And speaking of that interview, it played a starring role in the Bill Simon radio ad that hit the airwaves this weekend. The spot, which was launched on Friday and re-cut to include this Schwarzenegger slam: " … and now Arnold Schwarzenegger's team wants to triple our property taxes, which just goes to show you, don't send a liberal to do a tax-fighter's job."

The Simon campaign will not divulge the size of the ad buy, saying only that it will run statewide for about a week — making it obviously difficult for the media to track its impact.

The New York Daily News asks "Where's Arnold?" in response to his paucity of speeches and television interviews since declaring his candidacy. LINK

Well, you'll find him paying a visit to Oprah soon, according to Newsweek. LINK

Laura Kurtzman of the San Jose Mercury News looks at some Schwarzenegger poll numbers and determines name ID isn't everything. "Despite Schwarzenegger's celebrity, voters appear to be evaluating him in much the same way they do other candidates." LINK

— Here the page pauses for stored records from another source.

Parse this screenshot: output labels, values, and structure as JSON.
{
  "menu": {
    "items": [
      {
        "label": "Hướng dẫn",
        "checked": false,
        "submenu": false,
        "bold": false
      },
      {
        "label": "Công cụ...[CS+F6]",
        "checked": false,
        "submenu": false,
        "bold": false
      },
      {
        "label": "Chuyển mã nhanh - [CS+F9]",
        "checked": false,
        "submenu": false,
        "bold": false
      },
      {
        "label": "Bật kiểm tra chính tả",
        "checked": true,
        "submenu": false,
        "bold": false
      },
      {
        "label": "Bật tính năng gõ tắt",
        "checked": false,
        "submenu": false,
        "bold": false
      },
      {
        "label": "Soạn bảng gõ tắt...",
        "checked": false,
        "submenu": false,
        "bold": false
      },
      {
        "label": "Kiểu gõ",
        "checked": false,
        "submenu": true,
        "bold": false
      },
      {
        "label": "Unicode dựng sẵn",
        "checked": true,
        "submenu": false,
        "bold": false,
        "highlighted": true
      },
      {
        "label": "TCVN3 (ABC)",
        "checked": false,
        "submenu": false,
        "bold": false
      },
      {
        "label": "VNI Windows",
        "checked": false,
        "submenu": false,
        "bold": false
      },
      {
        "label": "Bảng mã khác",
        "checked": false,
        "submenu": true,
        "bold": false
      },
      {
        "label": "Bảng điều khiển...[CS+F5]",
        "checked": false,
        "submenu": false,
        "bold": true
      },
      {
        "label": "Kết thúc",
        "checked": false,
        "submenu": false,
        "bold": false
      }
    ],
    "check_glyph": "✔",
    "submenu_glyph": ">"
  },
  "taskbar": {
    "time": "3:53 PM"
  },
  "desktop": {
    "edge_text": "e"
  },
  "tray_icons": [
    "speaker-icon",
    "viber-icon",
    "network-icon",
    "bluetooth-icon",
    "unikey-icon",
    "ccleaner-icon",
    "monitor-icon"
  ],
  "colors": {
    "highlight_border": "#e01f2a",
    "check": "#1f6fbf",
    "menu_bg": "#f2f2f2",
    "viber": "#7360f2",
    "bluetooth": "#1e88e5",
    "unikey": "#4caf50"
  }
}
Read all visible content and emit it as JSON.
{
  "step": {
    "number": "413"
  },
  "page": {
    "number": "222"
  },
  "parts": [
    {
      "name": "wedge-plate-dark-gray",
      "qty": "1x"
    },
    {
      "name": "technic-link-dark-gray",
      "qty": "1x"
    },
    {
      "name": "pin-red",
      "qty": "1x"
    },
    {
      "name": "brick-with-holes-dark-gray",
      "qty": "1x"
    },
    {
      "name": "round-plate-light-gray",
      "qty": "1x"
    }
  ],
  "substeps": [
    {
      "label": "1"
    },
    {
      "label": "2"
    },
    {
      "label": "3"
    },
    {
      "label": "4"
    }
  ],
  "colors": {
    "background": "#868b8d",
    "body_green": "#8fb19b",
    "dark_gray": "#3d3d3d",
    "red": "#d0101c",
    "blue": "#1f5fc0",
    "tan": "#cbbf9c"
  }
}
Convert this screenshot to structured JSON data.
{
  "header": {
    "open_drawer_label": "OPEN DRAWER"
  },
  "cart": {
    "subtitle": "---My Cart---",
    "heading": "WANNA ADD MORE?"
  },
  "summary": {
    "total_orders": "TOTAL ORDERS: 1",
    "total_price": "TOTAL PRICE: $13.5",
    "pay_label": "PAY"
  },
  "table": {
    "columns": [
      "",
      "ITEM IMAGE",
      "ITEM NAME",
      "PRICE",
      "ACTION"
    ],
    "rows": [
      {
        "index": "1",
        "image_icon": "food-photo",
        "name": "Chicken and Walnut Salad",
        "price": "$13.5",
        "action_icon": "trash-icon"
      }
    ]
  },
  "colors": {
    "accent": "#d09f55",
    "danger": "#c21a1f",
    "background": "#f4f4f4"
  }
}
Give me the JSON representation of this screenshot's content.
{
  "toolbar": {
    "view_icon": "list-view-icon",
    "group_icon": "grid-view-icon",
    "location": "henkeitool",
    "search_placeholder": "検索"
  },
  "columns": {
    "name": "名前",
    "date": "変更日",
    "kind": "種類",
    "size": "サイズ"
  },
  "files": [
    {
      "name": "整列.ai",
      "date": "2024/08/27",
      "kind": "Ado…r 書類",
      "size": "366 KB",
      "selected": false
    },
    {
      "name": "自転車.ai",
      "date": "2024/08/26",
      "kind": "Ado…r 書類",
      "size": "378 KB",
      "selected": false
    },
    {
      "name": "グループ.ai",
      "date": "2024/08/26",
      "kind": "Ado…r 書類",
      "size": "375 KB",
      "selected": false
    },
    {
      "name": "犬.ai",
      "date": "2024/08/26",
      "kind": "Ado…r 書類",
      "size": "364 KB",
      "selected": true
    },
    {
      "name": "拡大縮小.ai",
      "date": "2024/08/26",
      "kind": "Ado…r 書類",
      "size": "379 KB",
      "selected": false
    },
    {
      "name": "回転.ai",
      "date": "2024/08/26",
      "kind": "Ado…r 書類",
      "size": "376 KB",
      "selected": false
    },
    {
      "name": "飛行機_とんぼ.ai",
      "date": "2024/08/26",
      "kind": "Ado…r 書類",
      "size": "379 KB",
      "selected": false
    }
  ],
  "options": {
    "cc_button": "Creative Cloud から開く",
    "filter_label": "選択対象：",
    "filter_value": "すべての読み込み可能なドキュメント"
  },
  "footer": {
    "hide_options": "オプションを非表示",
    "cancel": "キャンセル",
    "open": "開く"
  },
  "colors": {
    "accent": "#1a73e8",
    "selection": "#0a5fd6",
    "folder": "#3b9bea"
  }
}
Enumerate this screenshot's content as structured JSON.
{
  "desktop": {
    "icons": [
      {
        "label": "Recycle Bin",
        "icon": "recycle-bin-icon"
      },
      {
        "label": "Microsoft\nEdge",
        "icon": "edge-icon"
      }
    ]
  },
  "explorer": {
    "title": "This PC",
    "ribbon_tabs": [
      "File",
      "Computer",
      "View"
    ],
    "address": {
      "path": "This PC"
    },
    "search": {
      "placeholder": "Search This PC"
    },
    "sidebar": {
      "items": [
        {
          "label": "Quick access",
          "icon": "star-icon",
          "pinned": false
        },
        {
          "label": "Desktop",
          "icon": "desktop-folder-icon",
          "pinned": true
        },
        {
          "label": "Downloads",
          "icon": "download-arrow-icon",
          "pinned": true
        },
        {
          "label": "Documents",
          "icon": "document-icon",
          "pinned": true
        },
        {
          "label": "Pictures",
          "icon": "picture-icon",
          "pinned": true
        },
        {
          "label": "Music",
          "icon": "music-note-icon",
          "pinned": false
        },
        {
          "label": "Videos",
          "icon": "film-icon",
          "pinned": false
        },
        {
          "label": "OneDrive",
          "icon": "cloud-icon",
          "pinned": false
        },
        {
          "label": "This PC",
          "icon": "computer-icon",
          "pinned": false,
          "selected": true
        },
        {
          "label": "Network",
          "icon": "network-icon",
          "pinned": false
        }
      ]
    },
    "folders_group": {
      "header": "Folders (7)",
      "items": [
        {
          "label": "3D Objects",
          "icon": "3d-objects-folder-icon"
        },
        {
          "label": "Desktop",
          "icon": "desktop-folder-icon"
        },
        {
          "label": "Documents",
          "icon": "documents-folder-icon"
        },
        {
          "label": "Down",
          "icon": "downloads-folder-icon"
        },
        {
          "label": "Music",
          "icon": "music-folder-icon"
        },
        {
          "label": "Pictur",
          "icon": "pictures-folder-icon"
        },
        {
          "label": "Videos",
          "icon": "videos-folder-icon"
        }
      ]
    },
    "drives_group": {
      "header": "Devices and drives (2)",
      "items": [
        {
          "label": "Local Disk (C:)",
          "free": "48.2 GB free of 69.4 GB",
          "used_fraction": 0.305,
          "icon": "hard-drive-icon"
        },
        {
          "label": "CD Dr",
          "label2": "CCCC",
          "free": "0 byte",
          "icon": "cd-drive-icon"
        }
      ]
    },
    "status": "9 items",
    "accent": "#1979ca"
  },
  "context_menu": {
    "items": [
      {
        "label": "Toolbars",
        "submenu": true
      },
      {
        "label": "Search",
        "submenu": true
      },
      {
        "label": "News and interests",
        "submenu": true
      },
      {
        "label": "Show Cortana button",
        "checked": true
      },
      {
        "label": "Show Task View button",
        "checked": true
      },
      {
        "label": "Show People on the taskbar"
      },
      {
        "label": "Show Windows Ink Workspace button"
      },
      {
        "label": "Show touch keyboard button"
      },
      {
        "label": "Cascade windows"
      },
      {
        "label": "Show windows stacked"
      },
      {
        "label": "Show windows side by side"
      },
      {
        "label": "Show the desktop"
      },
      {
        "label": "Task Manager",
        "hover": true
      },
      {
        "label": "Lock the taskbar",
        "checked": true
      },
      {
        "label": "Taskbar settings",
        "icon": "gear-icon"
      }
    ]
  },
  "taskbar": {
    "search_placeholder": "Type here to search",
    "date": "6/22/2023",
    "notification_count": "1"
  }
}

Product placement has long been a key ingredient to Hollywood marketing strategies, but what about product pitches strewn throughout political speeches? The Los Angeles Times' Joe Matthews writes up another ramification of a silver screen action hero running for governor. LINK

Cindy Adams writes for the New York Post that Arnold better be careful not to lose the California gubernatorial race or else he will suffer from "the Kennedy curse" that leads his wife to look at him as a loser. LINK

Andrea Peyser writes in the New York Post about her experience helping a homeless boy bypass Arnold staffers to secure the star's autograph. LINK

California recall, the rest of the field:

The Wall Street Journal 's Jackie Calmes comes up with a great read on the role of special interests — from teachers to environmental groups — in the California recall. The 335,000-member California Teachers Association has invited the top six contenders in the race to participate in a test about education Monday "before a specially picked panel of seven teachers. The prize: The endorsement of one of the state's big powers — 'the 800-pound gorilla,' in the words of more than one political observer here — and one that is rich in funds and votes."

The Los Angeles Times' Paul Pringle goes beyond the colorful and the kooky to explore some of the other candidates running for governor. LINK

Child actor Gary Coleman and adult film actress Mary Carey have signed on for the Game Show Network's "Who Wants to be Governor of California?" The remaining three candidates will be announced in the not too distant future. LINK

George Skelton of the Los Angeles Times writes about the recall thusly. "This is direct democracy run amok during a public tantrum." LINK

How's this for a beautiful double byline? Dan Balz and David Broder of the Washington Post checked in with those governors attending the National Governors' Association meeting to see how they felt about the use of the recall and got at least one republican (South Carolina's Mark Sanford) to say that it wasn't what the founding fathers had in mind. LINK

"Governors said they see no signs of a brewing national recall movement similar to the term-limits movement that caught fire in the 1990s. But many have been examining their own statutes just in case something begins to take root."

"'Every Democratic governor with a recall provision asked legal counsel to go look at the law,' said Arizona Gov. Janet Napolitano (D)."

With Schwarzenegger taking up so much space, Simon and McClintock are doing battle over who gets to claim the "conservative alternative" mantle. LINK